Oh, I did, trust me. Like a lot of 18-year-olds, I dabbled in anything forbidden or frowned upon by old people over 30. It was the era when drugs were going to “expand our consciousness.” I’d watched the cast of Hair take communion with pot and then get naked while singing, “This is the dawning of the Age of Aquarius,” and I wanted in!
So one night, my band’s new “manager” (that means he hung around with us but couldn’t play an instrument) brought over some hash (marijuana resin). I’d never smoked before, so I coughed uncontrollably while my friends expanded their consciousness (giggled about things that weren’t funny). I smoked—this can’t be true, but it’s what I remember—seven pipefuls by myself, all the while saying, “It doesn’t work on me.”
Then it did.
On the record player, Led Zeppelin had just begun the opening crunch-crunch-tink-tink-tink of “Good Times, Bad Times.” I thought, That’s the most profound thing ever recorded! Then suddenly I was alone. On a lawn chair. At a drive-in movie theater. Getting a moon-tan while the Zep screamed out of 8,000 tiny metal speakers.
Somehow I got home and crawled into bed. My cat Ginchy, my fur-brother, climbed in next to me. “Good ol’ Ginchy,” I said. Then his eyes reddened and he sprouted tentacles. I gasped and shoved him onto the floor. Then he jumped back up again, sans tentacles. I thought, Well, that was freaky, but everything’s normal now.
Ginchy monstered again, then un-monstered, then monstered a dozen more times. Meanwhile, I had to visit the bathroom 347 times, and kept forgetting where I was. I was imagining things so vividly that they seemed more real than my surroundings. I couldn’t control the images: they were beautiful, then hideous, joyful, then evil.
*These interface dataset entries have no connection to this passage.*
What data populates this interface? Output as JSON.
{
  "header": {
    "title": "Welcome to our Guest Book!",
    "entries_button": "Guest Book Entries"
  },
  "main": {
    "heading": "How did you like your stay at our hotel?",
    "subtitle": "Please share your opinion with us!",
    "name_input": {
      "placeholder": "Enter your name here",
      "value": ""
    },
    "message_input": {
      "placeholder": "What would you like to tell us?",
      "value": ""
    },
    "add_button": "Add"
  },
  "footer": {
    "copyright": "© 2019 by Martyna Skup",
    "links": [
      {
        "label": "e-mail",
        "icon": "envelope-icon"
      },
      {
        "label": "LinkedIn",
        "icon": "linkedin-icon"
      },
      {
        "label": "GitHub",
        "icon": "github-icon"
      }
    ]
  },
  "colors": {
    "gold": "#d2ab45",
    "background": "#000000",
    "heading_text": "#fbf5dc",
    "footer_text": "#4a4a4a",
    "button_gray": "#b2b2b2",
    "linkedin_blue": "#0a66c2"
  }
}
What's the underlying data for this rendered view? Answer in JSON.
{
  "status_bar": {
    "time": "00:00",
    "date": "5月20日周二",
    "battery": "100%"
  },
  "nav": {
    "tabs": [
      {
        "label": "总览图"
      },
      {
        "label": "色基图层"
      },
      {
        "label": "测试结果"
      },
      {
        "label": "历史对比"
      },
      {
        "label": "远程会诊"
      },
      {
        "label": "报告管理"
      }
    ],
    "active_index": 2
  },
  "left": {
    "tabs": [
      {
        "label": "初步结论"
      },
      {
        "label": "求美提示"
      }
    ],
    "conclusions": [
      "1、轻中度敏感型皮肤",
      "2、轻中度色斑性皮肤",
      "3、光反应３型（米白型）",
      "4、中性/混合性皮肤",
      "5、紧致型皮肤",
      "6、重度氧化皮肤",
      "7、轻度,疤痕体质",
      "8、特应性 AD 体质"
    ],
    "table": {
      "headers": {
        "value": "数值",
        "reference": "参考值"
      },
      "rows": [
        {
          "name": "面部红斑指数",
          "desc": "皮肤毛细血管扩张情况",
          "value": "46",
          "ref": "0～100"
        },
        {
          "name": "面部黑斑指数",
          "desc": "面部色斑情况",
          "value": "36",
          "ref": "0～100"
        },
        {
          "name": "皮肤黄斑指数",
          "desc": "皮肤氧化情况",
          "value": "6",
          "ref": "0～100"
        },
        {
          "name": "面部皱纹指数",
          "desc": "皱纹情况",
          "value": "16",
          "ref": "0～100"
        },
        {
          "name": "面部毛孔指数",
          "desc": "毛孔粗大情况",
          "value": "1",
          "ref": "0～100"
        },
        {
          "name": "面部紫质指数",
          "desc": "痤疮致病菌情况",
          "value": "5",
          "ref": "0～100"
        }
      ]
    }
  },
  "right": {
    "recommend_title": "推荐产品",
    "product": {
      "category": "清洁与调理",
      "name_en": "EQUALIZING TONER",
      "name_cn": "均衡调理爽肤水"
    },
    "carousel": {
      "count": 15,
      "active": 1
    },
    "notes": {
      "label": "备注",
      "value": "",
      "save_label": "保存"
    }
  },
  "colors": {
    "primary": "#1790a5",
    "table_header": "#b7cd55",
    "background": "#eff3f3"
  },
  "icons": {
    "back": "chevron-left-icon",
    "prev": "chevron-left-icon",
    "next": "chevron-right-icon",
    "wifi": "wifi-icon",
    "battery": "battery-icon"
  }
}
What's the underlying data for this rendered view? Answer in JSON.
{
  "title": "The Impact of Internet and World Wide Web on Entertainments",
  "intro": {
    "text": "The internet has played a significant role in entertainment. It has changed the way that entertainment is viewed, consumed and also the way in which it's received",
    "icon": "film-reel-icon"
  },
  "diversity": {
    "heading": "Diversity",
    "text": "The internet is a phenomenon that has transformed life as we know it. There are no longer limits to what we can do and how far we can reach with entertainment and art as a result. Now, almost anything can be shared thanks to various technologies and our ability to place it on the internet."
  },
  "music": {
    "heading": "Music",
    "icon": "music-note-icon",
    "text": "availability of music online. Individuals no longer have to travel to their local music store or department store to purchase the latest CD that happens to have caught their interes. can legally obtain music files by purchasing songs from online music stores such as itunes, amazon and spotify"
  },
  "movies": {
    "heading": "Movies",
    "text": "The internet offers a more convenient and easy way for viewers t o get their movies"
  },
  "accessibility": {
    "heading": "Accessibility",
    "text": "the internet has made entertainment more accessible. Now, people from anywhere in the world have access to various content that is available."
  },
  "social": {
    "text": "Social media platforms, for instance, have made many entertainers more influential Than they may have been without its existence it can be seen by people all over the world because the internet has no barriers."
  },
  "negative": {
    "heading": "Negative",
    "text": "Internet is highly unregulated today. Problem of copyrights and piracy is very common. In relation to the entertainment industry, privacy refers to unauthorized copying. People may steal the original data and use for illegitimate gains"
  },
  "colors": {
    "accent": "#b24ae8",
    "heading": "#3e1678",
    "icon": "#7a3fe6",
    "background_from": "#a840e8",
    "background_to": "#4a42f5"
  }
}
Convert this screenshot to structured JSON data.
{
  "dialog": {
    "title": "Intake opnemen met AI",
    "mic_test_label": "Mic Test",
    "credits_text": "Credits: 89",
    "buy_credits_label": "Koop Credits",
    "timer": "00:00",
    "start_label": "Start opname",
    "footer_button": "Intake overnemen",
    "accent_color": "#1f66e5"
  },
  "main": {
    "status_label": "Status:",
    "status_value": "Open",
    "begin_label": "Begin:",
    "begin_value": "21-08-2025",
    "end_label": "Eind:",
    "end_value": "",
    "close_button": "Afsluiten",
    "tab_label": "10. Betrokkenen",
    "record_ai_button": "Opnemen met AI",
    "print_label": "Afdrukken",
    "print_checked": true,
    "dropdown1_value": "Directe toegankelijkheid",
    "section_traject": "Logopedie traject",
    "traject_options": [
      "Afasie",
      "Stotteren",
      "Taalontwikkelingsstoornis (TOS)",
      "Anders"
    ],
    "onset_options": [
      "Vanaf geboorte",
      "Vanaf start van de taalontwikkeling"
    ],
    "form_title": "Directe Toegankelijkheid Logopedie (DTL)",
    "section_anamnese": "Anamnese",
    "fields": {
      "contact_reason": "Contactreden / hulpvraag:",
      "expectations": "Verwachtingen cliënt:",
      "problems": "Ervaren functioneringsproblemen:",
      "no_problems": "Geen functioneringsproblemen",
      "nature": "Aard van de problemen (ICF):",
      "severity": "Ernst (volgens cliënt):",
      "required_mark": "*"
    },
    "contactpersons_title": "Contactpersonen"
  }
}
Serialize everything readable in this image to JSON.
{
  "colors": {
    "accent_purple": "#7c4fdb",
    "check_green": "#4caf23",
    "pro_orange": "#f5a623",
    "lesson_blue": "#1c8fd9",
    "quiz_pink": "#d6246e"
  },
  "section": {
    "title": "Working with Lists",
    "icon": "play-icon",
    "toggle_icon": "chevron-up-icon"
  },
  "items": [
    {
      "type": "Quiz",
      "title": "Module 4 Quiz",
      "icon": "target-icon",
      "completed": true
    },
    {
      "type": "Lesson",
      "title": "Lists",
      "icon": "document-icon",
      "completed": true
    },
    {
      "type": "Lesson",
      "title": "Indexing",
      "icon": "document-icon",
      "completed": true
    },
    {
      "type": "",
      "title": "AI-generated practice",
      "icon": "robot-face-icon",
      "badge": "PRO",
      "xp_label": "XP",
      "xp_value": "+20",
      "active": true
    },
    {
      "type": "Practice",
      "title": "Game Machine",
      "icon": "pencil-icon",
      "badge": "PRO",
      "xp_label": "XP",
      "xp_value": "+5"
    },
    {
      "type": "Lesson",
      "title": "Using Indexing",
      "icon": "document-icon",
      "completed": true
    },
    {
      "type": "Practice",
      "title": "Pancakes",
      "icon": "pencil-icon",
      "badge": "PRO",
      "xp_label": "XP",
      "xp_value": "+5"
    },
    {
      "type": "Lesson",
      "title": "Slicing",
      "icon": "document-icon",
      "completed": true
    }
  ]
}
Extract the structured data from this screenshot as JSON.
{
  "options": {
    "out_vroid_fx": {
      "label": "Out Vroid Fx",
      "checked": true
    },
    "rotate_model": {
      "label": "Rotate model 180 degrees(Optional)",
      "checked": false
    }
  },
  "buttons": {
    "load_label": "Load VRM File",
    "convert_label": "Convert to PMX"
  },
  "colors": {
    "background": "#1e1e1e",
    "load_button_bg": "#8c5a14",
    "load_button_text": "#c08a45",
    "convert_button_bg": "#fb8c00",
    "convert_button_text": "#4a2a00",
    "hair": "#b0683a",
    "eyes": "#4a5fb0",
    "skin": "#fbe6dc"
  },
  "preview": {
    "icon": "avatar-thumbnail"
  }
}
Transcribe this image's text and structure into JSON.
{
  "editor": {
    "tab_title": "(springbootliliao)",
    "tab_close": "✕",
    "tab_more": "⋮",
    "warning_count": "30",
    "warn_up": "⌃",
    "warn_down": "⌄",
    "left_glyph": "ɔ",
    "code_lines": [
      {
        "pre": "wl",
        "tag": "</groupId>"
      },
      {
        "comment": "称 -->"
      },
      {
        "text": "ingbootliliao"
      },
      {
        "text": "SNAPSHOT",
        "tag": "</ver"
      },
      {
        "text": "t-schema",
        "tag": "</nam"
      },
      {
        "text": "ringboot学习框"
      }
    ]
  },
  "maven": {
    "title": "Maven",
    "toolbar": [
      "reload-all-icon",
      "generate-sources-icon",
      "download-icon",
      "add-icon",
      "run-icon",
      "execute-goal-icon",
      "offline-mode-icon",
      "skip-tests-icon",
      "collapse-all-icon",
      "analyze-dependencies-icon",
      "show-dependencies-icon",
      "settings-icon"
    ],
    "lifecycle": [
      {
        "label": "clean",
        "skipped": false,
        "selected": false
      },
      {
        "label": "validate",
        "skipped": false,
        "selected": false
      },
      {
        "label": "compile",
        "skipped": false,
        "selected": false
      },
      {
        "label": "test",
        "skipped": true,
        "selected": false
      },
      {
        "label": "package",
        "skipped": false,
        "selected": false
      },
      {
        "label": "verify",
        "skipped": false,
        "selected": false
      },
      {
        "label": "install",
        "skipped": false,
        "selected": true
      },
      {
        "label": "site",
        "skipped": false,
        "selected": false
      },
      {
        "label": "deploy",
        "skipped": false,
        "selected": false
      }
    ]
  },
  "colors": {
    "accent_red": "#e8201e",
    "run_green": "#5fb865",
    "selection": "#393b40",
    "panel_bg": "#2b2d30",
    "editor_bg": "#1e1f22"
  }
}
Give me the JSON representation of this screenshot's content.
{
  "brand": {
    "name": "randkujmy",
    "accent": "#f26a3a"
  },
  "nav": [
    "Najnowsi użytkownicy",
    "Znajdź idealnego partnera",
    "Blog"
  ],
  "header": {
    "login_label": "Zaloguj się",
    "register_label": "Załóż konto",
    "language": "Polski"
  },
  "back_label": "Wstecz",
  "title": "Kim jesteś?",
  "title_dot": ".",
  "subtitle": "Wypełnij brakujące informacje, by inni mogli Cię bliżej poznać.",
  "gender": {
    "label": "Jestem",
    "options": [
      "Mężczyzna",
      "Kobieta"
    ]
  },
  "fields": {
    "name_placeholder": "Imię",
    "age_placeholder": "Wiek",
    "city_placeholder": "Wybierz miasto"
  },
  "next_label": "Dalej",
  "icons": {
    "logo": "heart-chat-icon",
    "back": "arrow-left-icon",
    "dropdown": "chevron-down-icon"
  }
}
Did I sleep? I don’t know, but I climbed out of bed the next afternoon, went into the kitchen and made myself a tuna sandwich. The moment I took a bite, a half-eaten tuna fish wiggled and glared at me from between the slices. I took another bite. Angry tuna time! Then I just sat there, thinking, I’ve gone to Crazyville and I’m never coming back!
I now know that as many as 25% of marijuana users suffer from anxiety. I later tried a few hits of pot at a party. Meh. So I tried a large amount at another rave. Bam—Crazyville! I eventually discovered drunkenness could produce anxiety attacks, as well. It took awhile, but I thank God I’ve found…
An infinitely more dependable source of joy. (Ephesians 5:18)